## REQUIREMENT
Would you please copy each line of the data in which the string "CharField" occurs?

Data records for software interfaces:
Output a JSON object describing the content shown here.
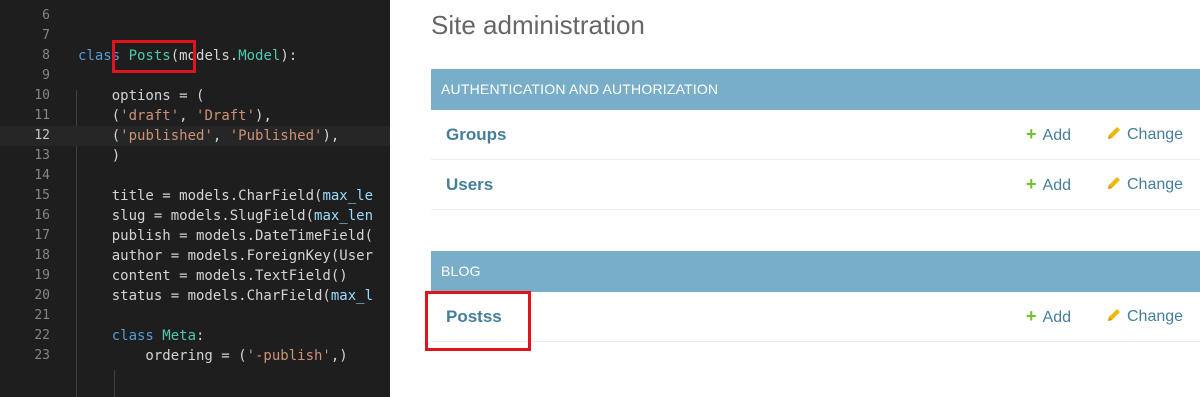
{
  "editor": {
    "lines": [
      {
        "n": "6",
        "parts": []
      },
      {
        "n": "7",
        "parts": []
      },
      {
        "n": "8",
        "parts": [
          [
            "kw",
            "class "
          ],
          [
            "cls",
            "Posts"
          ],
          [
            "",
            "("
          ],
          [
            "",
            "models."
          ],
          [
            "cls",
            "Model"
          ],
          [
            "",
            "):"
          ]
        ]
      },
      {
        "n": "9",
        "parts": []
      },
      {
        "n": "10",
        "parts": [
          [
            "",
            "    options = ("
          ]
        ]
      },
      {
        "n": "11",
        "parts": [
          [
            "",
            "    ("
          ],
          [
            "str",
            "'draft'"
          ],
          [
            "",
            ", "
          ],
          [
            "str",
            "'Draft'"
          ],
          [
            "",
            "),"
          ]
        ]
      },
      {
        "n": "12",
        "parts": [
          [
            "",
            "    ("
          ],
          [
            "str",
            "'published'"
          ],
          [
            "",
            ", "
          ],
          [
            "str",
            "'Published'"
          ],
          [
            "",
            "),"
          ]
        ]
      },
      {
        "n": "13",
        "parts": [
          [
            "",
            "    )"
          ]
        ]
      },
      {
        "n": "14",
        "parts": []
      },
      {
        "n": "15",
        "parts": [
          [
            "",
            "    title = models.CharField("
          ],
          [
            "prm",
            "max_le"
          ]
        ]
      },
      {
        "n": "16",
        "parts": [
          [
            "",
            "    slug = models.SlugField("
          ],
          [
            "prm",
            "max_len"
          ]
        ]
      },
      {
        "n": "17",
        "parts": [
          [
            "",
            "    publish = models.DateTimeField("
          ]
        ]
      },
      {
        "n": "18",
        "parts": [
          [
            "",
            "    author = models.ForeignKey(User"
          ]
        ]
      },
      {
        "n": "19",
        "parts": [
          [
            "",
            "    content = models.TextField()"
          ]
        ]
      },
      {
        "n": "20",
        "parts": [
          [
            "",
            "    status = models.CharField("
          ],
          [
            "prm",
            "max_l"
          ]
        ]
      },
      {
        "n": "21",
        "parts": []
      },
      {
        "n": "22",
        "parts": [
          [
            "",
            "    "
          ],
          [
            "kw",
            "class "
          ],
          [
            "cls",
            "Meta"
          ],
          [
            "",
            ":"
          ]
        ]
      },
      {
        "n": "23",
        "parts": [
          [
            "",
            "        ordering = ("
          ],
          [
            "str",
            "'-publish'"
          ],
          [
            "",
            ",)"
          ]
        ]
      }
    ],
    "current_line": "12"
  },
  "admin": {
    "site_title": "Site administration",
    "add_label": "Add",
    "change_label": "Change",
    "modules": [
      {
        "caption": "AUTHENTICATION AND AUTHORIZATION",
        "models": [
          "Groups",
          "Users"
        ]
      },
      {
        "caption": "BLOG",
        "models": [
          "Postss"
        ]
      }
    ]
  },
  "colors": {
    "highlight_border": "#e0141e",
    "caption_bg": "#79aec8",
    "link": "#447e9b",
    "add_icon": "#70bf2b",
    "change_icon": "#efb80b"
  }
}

## ANSWER TO THE EXERCISE
            "    title = models.CharField("
            "    status = models.CharField("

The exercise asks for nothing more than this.